Task item: Starting with the line that contains "Give me the", copy out each line through the end of the entries below, exactly as written, and nothing else.
### Given records
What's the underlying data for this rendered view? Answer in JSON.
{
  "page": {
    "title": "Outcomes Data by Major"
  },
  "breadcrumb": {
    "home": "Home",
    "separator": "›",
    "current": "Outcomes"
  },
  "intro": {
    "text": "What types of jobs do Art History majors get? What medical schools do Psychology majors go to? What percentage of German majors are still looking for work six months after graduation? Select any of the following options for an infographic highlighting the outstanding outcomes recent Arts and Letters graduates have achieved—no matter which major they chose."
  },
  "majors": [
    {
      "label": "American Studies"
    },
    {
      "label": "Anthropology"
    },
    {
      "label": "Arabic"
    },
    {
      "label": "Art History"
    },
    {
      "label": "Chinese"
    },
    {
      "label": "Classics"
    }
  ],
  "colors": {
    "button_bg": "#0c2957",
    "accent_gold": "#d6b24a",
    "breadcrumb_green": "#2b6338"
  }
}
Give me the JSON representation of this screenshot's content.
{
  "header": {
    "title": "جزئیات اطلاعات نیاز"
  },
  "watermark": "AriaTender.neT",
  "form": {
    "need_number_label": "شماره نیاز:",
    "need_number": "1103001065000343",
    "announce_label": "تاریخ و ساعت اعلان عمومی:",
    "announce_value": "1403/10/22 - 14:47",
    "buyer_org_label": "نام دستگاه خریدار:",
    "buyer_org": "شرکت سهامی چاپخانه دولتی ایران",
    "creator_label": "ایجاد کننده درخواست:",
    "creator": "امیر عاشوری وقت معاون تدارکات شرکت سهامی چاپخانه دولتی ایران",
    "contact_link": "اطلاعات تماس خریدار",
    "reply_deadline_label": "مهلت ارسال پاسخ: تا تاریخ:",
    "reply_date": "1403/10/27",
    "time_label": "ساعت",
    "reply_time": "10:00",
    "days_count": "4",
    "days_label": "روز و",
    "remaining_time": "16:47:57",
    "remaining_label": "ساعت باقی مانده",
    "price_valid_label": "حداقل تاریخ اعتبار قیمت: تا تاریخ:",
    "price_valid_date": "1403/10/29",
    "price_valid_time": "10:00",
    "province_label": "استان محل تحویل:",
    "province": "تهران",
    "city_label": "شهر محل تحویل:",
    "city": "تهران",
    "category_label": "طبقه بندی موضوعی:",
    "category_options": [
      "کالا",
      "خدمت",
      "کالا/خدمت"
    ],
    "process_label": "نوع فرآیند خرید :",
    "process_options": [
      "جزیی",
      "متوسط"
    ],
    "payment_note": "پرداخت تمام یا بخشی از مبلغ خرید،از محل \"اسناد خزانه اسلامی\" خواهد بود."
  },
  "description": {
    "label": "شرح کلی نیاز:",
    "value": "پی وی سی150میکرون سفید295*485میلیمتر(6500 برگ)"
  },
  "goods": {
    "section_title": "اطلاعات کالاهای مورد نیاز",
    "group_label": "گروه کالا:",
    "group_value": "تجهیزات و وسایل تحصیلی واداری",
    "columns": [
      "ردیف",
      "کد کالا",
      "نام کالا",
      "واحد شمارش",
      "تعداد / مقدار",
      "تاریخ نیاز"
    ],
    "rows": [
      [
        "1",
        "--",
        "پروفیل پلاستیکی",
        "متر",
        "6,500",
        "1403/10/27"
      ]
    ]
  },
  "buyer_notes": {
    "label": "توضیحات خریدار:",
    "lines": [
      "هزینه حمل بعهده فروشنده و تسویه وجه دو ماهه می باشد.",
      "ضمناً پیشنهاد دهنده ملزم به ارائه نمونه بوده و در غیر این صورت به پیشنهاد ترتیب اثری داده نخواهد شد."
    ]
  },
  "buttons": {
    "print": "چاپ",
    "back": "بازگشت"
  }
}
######
Your response:
Give me the JSON representation of this screenshot's content.
{
  "header": {
    "title": "جزئیات اطلاعات نیاز"
  },
  "watermark": "AriaTender.neT",
  "form": {
    "need_number_label": "شماره نیاز:",
    "need_number": "1103001065000343",
    "announce_label": "تاریخ و ساعت اعلان عمومی:",
    "announce_value": "1403/10/22 - 14:47",
    "buyer_org_label": "نام دستگاه خریدار:",
    "buyer_org": "شرکت سهامی چاپخانه دولتی ایران",
    "creator_label": "ایجاد کننده درخواست:",
    "creator": "امیر عاشوری وقت معاون تدارکات شرکت سهامی چاپخانه دولتی ایران",
    "contact_link": "اطلاعات تماس خریدار",
    "reply_deadline_label": "مهلت ارسال پاسخ: تا تاریخ:",
    "reply_date": "1403/10/27",
    "time_label": "ساعت",
    "reply_time": "10:00",
    "days_count": "4",
    "days_label": "روز و",
    "remaining_time": "16:47:57",
    "remaining_label": "ساعت باقی مانده",
    "price_valid_label": "حداقل تاریخ اعتبار قیمت: تا تاریخ:",
    "price_valid_date": "1403/10/29",
    "price_valid_time": "10:00",
    "province_label": "استان محل تحویل:",
    "province": "تهران",
    "city_label": "شهر محل تحویل:",
    "city": "تهران",
    "category_label": "طبقه بندی موضوعی:",
    "category_options": [
      "کالا",
      "خدمت",
      "کالا/خدمت"
    ],
    "process_label": "نوع فرآیند خرید :",
    "process_options": [
      "جزیی",
      "متوسط"
    ],
    "payment_note": "پرداخت تمام یا بخشی از مبلغ خرید،از محل \"اسناد خزانه اسلامی\" خواهد بود."
  },
  "description": {
    "label": "شرح کلی نیاز:",
    "value": "پی وی سی150میکرون سفید295*485میلیمتر(6500 برگ)"
  },
  "goods": {
    "section_title": "اطلاعات کالاهای مورد نیاز",
    "group_label": "گروه کالا:",
    "group_value": "تجهیزات و وسایل تحصیلی واداری",
    "columns": [
      "ردیف",
      "کد کالا",
      "نام کالا",
      "واحد شمارش",
      "تعداد / مقدار",
      "تاریخ نیاز"
    ],
    "rows": [
      [
        "1",
        "--",
        "پروفیل پلاستیکی",
        "متر",
        "6,500",
        "1403/10/27"
      ]
    ]
  },
  "buyer_notes": {
    "label": "توضیحات خریدار:",
    "lines": [
      "هزینه حمل بعهده فروشنده و تسویه وجه دو ماهه می باشد.",
      "ضمناً پیشنهاد دهنده ملزم به ارائه نمونه بوده و در غیر این صورت به پیشنهاد ترتیب اثری داده نخواهد شد."
    ]
  },
  "buttons": {
    "print": "چاپ",
    "back": "بازگشت"
  }
}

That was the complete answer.